Exercise objective:
Lines that include the string "this" are the ones to copy from the entries below.

Data records for software interfaces
================================

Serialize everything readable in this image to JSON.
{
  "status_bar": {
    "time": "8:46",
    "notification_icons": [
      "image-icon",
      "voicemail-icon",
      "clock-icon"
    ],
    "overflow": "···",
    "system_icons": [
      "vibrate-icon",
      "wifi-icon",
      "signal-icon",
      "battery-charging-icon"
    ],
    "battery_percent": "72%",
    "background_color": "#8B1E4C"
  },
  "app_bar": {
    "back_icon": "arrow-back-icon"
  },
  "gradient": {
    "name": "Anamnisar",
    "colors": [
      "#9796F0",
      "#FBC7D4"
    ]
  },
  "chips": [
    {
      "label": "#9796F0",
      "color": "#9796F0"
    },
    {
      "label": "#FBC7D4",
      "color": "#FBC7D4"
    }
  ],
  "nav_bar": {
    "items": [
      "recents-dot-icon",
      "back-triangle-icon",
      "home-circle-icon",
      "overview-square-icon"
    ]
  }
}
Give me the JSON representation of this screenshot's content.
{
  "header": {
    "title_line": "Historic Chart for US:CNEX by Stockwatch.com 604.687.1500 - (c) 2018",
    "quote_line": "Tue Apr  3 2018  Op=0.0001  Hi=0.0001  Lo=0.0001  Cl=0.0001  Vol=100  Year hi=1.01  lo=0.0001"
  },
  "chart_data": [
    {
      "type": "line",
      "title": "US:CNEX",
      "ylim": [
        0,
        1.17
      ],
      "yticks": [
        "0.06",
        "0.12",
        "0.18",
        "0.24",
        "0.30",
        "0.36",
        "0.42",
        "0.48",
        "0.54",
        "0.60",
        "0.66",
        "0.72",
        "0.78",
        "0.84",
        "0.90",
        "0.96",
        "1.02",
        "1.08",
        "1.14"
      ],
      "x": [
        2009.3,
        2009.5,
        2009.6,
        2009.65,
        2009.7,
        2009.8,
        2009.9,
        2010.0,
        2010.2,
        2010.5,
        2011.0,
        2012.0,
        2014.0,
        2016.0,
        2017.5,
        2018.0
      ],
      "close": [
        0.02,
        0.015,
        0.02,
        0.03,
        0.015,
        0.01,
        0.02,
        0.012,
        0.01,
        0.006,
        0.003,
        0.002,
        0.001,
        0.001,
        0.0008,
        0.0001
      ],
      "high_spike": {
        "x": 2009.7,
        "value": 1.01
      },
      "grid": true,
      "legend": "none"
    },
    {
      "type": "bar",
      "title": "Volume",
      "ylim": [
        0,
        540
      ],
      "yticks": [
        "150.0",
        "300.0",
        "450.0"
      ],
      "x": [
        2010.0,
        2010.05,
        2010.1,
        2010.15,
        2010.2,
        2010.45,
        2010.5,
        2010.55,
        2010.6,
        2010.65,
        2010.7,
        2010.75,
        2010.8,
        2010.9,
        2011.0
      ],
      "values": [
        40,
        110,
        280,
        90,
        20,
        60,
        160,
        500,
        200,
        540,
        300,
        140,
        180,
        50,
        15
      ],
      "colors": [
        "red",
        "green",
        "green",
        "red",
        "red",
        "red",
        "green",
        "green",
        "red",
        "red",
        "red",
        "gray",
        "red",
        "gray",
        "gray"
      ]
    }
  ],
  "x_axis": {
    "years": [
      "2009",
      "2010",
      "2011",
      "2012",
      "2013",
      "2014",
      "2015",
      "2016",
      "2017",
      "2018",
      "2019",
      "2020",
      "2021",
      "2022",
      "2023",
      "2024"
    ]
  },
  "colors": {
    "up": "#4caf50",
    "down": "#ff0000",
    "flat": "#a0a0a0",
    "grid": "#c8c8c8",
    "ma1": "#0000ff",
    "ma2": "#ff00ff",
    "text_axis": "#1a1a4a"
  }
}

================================

Written response:
Serialize everything readable in this image to JSON.
Give me the JSON representation of this screenshot's content.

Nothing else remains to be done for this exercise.